*Exercise requirements*. Please copy out each line of the entries in which "battery" appears.

App and web page records
——————————
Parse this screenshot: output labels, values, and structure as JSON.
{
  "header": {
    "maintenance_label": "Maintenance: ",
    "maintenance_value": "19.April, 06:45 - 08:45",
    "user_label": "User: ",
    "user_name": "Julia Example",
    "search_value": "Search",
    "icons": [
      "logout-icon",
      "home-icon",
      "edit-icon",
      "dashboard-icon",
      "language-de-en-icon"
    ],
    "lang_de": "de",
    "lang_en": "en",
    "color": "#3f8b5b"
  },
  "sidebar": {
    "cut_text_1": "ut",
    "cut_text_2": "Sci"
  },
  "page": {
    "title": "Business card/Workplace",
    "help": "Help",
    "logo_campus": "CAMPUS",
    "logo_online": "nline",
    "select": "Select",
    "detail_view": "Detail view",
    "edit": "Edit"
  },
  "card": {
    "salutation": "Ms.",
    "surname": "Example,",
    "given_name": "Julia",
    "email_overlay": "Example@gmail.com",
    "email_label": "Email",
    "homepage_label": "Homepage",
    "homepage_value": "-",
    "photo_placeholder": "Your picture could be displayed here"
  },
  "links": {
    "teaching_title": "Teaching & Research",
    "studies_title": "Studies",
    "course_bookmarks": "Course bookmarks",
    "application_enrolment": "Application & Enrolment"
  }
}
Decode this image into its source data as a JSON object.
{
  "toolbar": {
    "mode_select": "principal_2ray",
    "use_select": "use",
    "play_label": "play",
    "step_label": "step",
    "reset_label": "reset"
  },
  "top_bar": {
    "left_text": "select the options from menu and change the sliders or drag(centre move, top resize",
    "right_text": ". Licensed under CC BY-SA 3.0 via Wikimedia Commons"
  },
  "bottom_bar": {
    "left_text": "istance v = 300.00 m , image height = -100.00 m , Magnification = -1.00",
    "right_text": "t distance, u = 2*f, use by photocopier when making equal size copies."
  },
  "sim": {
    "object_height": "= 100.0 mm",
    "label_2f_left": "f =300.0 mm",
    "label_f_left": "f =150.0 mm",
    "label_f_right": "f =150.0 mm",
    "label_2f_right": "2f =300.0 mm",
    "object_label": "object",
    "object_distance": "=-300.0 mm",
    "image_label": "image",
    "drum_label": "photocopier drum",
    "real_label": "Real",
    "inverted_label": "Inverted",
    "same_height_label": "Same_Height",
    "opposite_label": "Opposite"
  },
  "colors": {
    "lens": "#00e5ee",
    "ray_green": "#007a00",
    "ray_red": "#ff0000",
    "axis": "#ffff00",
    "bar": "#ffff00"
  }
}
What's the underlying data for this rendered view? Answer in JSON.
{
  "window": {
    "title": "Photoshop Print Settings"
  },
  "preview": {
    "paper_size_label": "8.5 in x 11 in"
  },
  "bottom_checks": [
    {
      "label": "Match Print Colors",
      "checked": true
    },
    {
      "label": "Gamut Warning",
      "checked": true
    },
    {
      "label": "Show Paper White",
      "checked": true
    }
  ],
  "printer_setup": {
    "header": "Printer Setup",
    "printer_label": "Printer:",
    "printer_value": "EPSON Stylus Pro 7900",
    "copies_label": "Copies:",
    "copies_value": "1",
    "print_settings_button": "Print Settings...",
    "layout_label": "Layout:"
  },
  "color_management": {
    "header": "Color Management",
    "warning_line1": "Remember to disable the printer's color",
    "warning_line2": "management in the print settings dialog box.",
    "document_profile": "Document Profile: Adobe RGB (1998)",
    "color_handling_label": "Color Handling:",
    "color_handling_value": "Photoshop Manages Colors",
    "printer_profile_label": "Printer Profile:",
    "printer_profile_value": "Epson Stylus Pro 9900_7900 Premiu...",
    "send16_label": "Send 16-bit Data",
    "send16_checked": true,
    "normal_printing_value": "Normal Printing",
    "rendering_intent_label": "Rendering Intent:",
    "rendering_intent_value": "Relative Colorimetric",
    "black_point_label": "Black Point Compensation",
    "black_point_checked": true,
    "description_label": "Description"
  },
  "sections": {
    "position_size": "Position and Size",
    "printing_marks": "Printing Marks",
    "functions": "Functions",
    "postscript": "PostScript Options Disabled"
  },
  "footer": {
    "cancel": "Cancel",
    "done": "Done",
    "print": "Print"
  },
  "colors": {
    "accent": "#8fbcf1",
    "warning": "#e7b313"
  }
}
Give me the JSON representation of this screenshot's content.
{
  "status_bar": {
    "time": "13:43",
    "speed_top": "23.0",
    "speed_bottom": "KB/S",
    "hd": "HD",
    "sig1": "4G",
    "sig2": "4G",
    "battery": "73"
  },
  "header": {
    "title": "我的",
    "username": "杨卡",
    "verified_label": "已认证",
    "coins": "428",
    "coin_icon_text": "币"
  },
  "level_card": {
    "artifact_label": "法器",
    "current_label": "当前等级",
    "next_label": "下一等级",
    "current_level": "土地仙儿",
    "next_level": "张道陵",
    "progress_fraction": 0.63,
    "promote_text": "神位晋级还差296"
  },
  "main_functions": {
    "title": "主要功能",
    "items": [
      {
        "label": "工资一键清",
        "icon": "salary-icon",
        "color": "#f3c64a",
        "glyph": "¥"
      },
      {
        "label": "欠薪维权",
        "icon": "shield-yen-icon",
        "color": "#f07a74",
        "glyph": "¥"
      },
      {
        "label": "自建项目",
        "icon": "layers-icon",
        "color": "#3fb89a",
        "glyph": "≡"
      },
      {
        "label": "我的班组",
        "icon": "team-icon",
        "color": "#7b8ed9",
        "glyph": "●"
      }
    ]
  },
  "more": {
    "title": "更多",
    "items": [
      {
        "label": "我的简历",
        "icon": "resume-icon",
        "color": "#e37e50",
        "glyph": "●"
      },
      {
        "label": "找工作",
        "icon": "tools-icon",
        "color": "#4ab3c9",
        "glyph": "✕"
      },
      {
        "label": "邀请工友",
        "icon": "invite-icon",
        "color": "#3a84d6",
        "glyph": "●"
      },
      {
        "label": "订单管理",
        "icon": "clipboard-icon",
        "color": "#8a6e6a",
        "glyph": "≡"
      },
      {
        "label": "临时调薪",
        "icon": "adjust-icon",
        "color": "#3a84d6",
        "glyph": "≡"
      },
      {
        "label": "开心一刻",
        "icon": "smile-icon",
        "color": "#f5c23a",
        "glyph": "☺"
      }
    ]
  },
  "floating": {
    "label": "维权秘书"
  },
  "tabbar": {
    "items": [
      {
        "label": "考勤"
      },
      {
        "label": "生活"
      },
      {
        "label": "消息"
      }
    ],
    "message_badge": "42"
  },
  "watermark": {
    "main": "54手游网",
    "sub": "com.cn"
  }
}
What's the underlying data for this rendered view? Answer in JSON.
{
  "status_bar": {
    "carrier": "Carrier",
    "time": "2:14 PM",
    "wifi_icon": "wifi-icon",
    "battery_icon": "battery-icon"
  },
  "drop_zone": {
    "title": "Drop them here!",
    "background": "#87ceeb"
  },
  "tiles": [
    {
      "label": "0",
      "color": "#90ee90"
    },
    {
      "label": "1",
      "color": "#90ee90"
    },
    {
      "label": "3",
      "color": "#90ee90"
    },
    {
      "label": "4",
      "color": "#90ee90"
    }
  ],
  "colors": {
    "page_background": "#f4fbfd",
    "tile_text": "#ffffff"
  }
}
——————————
*Task output*.
    "battery": "73"
    "battery_icon": "battery-icon"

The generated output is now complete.